Each record that follows must be printed exactly as given.

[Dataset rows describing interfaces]
--------------------------------
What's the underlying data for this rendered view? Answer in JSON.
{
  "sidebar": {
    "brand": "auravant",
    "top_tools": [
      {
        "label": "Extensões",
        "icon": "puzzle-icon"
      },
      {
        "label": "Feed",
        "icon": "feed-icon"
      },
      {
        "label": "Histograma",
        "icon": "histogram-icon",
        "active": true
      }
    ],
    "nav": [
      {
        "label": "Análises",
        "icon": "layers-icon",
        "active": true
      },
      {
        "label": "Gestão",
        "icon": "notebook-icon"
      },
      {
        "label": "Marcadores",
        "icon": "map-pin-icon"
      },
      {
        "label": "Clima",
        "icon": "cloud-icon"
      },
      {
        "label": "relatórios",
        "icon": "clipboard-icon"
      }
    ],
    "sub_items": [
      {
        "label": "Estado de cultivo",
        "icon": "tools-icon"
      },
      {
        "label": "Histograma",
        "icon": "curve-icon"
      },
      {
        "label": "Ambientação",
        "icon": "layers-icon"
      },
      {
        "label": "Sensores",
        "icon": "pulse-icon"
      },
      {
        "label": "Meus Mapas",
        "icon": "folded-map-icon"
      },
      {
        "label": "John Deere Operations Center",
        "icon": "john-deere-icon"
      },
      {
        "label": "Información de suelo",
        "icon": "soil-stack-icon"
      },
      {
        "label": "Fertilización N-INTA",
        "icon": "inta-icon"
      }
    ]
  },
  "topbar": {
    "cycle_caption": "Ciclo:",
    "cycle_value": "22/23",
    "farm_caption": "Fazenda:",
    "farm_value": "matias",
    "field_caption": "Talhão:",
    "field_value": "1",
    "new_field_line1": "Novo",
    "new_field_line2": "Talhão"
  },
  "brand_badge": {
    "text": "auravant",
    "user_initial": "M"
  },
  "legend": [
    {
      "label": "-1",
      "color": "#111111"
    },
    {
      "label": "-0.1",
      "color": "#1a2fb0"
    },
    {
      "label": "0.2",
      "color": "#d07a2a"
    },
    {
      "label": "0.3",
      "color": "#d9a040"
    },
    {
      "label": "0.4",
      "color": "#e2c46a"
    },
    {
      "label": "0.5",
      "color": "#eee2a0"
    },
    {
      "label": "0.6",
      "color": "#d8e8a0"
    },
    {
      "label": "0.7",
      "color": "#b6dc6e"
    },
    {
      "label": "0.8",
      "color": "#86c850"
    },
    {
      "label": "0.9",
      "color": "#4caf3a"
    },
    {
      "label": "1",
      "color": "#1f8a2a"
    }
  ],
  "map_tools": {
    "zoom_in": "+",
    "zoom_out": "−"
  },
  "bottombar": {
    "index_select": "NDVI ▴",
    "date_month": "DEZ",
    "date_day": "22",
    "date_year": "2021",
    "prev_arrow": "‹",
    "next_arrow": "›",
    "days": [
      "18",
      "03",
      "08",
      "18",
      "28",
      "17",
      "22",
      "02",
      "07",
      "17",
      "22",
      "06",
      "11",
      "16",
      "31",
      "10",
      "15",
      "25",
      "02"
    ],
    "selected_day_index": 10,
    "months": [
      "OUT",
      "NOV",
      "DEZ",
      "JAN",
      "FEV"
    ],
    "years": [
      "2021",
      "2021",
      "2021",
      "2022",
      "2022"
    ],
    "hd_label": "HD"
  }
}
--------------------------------
Exercise output:
What's the underlying data for this rendered view? Answer in JSON.
{
  "sidebar": {
    "brand": "auravant",
    "top_tools": [
      {
        "label": "Extensões",
        "icon": "puzzle-icon"
      },
      {
        "label": "Feed",
        "icon": "feed-icon"
      },
      {
        "label": "Histograma",
        "icon": "histogram-icon",
        "active": true
      }
    ],
    "nav": [
      {
        "label": "Análises",
        "icon": "layers-icon",
        "active": true
      },
      {
        "label": "Gestão",
        "icon": "notebook-icon"
      },
      {
        "label": "Marcadores",
        "icon": "map-pin-icon"
      },
      {
        "label": "Clima",
        "icon": "cloud-icon"
      },
      {
        "label": "relatórios",
        "icon": "clipboard-icon"
      }
    ],
    "sub_items": [
      {
        "label": "Estado de cultivo",
        "icon": "tools-icon"
      },
      {
        "label": "Histograma",
        "icon": "curve-icon"
      },
      {
        "label": "Ambientação",
        "icon": "layers-icon"
      },
      {
        "label": "Sensores",
        "icon": "pulse-icon"
      },
      {
        "label": "Meus Mapas",
        "icon": "folded-map-icon"
      },
      {
        "label": "John Deere Operations Center",
        "icon": "john-deere-icon"
      },
      {
        "label": "Información de suelo",
        "icon": "soil-stack-icon"
      },
      {
        "label": "Fertilización N-INTA",
        "icon": "inta-icon"
      }
    ]
  },
  "topbar": {
    "cycle_caption": "Ciclo:",
    "cycle_value": "22/23",
    "farm_caption": "Fazenda:",
    "farm_value": "matias",
    "field_caption": "Talhão:",
    "field_value": "1",
    "new_field_line1": "Novo",
    "new_field_line2": "Talhão"
  },
  "brand_badge": {
    "text": "auravant",
    "user_initial": "M"
  },
  "legend": [
    {
      "label": "-1",
      "color": "#111111"
    },
    {
      "label": "-0.1",
      "color": "#1a2fb0"
    },
    {
      "label": "0.2",
      "color": "#d07a2a"
    },
    {
      "label": "0.3",
      "color": "#d9a040"
    },
    {
      "label": "0.4",
      "color": "#e2c46a"
    },
    {
      "label": "0.5",
      "color": "#eee2a0"
    },
    {
      "label": "0.6",
      "color": "#d8e8a0"
    },
    {
      "label": "0.7",
      "color": "#b6dc6e"
    },
    {
      "label": "0.8",
      "color": "#86c850"
    },
    {
      "label": "0.9",
      "color": "#4caf3a"
    },
    {
      "label": "1",
      "color": "#1f8a2a"
    }
  ],
  "map_tools": {
    "zoom_in": "+",
    "zoom_out": "−"
  },
  "bottombar": {
    "index_select": "NDVI ▴",
    "date_month": "DEZ",
    "date_day": "22",
    "date_year": "2021",
    "prev_arrow": "‹",
    "next_arrow": "›",
    "days": [
      "18",
      "03",
      "08",
      "18",
      "28",
      "17",
      "22",
      "02",
      "07",
      "17",
      "22",
      "06",
      "11",
      "16",
      "31",
      "10",
      "15",
      "25",
      "02"
    ],
    "selected_day_index": 10,
    "months": [
      "OUT",
      "NOV",
      "DEZ",
      "JAN",
      "FEV"
    ],
    "years": [
      "2021",
      "2021",
      "2021",
      "2022",
      "2022"
    ],
    "hd_label": "HD"
  }
}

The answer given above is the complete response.